In the context of the game, this amounts to an autopilot, regrettably referred to as “FAPS”. You can upgrade your FP (“fuzzy points”) for your ship, and can set it to act in an offensive or defensive manner. All of this is rather vague, plus it’s buried within the equipment menu so it’s not like it’s something you can easily turn on or off. Plus, as expected, it doesn’t really work all that well – there’s lots of stuff it can’t dodge, plus it can’t fire either, leaving that task up to the player. The player’s movements are given priority so you can still pilot it, but it’ll be left to its own devices if you stay still. It’s an interesting implementation, and the concept was obviously used to help sell the game, but from a practical standpoint, it’s pretty useless.

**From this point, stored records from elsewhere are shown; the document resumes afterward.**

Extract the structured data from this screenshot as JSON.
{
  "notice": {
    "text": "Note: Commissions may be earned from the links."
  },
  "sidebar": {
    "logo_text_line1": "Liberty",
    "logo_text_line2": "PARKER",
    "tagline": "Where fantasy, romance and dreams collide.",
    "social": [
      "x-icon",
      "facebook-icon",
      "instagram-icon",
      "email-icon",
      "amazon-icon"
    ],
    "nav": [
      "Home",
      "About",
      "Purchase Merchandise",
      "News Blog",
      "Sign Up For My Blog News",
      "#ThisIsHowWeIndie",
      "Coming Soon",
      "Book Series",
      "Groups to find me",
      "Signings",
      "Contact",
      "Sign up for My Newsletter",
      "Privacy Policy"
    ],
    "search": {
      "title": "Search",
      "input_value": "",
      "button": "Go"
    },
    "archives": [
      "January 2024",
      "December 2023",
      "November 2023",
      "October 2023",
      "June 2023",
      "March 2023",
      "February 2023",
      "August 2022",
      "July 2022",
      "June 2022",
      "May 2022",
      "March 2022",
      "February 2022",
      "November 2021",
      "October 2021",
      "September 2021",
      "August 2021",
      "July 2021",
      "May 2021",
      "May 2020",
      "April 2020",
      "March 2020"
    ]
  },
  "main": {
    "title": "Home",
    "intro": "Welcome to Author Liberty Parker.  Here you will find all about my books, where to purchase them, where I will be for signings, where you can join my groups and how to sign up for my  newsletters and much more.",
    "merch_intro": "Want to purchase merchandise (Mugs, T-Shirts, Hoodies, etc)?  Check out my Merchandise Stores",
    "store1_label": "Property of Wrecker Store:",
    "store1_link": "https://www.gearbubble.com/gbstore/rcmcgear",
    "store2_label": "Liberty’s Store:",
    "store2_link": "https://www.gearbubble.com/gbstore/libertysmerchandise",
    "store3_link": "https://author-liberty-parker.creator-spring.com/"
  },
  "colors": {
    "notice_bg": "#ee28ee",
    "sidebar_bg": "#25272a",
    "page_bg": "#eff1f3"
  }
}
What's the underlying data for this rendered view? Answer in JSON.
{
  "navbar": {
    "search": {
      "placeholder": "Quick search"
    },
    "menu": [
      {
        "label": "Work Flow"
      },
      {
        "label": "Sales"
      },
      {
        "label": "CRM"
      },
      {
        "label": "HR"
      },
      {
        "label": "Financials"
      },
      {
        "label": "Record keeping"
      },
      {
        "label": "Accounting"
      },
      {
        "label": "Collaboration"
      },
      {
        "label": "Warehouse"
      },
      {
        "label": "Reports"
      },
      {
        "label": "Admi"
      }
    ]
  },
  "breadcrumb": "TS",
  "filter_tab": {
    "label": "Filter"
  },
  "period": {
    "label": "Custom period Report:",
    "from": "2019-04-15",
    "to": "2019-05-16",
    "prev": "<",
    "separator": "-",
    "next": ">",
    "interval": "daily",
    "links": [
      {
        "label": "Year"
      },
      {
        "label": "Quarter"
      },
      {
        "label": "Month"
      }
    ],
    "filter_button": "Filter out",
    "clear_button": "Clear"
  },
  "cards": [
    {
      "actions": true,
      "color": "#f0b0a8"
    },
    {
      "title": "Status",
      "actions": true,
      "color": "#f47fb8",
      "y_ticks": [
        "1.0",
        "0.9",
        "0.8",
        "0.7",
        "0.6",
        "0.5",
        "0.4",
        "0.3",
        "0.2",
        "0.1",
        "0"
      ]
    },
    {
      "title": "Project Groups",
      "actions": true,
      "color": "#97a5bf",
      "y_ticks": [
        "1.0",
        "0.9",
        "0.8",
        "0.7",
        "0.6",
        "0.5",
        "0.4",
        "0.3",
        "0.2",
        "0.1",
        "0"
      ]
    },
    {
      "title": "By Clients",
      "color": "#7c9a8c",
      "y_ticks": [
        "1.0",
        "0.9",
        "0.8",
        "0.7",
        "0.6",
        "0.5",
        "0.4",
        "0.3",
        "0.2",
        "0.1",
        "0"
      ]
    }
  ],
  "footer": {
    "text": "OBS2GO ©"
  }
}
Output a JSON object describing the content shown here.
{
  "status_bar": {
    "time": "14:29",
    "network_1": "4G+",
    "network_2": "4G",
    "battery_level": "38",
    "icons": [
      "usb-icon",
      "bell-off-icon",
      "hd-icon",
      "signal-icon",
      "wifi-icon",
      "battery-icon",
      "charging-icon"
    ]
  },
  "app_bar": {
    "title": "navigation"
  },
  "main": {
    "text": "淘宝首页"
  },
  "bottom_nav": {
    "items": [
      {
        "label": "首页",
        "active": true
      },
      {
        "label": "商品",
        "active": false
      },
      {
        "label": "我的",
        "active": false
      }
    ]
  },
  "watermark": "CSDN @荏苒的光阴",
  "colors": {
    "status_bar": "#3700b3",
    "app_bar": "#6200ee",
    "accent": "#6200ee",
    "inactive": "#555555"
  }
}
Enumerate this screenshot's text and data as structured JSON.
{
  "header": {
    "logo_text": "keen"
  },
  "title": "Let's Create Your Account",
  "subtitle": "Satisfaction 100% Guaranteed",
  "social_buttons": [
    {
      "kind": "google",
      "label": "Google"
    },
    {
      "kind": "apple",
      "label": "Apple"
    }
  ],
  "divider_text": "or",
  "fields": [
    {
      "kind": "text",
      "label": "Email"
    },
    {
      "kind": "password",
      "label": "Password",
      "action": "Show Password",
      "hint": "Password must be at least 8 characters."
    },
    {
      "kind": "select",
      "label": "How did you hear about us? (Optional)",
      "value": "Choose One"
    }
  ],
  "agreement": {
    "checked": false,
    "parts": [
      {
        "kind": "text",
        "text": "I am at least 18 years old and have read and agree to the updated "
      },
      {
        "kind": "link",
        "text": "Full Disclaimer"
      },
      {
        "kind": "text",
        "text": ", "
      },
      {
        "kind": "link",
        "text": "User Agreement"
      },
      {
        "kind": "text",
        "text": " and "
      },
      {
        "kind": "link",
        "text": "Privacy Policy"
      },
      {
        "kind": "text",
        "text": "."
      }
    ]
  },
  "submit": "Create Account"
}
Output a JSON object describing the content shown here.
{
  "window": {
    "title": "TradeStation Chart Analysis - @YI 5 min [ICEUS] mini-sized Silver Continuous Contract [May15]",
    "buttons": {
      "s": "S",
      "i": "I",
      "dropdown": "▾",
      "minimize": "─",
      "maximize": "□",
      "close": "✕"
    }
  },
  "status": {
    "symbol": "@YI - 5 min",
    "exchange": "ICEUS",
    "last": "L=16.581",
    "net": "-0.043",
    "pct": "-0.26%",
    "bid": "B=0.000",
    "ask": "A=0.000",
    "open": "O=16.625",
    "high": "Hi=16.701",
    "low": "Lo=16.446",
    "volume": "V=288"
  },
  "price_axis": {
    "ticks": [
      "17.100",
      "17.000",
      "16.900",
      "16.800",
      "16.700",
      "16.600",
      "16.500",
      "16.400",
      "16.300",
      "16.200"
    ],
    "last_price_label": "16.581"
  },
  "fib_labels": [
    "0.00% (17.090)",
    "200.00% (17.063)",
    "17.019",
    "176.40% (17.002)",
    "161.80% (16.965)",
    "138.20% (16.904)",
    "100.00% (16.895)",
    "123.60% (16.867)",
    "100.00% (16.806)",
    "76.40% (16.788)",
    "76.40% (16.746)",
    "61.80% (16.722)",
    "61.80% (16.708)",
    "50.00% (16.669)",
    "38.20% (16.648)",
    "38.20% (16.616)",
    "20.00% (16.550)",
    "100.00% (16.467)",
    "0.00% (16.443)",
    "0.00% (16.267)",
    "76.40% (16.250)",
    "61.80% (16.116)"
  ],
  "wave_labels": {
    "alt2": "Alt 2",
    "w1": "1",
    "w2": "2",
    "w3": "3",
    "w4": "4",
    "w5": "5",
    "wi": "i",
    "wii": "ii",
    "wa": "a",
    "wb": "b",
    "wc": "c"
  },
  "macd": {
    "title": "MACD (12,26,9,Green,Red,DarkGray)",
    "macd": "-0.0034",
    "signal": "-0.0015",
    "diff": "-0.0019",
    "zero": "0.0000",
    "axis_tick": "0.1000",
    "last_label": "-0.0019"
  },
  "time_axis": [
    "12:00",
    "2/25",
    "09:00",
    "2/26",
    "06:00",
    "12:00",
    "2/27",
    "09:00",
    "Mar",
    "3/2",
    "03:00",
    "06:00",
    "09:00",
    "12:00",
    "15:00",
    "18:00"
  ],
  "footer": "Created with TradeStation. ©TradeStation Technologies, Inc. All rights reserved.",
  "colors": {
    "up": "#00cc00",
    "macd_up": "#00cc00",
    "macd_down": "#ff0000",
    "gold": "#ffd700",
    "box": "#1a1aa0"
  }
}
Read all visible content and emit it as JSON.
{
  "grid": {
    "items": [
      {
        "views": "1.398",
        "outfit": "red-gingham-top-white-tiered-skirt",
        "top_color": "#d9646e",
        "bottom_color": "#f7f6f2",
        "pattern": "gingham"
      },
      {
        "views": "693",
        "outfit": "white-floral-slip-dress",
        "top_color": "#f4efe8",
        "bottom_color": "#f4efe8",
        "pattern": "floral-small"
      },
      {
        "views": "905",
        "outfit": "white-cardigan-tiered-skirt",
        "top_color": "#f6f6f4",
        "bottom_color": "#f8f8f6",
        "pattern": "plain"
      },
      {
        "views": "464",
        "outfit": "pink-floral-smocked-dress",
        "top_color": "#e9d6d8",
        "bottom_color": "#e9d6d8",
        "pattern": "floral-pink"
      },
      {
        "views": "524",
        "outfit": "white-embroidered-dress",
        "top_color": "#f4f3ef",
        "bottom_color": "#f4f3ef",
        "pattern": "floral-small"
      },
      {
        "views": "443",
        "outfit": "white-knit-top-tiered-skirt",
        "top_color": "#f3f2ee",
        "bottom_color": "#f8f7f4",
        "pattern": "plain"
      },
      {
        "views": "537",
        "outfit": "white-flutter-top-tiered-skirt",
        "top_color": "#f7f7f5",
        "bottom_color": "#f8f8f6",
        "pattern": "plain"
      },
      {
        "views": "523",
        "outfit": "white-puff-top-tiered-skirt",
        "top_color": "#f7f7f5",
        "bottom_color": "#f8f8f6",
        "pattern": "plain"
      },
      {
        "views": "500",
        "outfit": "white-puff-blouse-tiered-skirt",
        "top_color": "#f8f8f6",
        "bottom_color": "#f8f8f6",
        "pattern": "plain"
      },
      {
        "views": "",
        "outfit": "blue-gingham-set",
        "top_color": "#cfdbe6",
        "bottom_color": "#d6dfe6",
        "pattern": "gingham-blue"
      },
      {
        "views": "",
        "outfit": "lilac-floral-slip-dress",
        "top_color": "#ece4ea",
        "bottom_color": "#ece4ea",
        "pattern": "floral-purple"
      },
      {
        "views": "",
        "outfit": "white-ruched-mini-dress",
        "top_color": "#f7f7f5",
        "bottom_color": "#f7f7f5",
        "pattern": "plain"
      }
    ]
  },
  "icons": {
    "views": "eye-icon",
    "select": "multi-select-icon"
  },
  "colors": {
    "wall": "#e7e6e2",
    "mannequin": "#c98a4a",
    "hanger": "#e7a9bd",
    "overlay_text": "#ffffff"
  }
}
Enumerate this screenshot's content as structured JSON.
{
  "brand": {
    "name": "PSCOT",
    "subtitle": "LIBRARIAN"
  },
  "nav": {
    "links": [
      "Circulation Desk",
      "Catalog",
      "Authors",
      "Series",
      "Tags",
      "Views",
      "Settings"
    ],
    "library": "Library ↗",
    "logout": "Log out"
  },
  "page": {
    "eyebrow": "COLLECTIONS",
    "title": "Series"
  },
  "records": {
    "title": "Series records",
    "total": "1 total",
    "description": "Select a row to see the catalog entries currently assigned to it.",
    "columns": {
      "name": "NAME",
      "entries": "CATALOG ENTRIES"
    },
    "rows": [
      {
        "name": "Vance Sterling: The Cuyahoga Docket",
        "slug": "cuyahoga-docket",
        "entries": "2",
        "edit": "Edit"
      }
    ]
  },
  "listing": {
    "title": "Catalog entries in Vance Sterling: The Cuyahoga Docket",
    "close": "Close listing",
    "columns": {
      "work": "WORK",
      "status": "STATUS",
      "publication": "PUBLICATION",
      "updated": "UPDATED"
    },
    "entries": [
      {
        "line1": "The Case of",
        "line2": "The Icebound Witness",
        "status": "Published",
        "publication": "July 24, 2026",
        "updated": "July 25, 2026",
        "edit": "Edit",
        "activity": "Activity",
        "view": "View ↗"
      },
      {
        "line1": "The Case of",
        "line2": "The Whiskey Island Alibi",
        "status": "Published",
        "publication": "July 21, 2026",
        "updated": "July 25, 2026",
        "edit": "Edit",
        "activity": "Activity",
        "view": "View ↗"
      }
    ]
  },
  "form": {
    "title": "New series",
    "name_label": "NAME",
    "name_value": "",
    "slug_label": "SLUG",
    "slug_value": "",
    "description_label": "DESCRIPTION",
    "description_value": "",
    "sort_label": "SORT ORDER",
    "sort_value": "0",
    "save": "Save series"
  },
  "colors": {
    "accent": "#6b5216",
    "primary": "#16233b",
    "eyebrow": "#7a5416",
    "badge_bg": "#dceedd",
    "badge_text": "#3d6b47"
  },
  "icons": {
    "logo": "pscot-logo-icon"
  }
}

As with most of these genre experiments, Fuzzical Fighter can be kinda rough. While the RPG stuff seems innovative at the outset, considering each area only has a throne room and a town, it’s really just a fancy shell for an upgrade system, which has already been seen in other shooters like Sega’s Fantasy Zone. Which, given towards its pacing and attention towards in-game economy, didn’t suffer from any of the same issues. And the plot, while likeable and silly, is something that could’ve been told in standard cutscenes rather than just ripping off the style of Dragon Quest. The core shoot-em-up action is competent, though it feels a little boring compared to higher tier Famicom shooters like Over Horizon, Gun-Nac, or Crisis Force. Still, as with most of these innovative cases, there’s something to be admired for its ambition, even if it’s clear why very few other subsequent shooters took similar routes.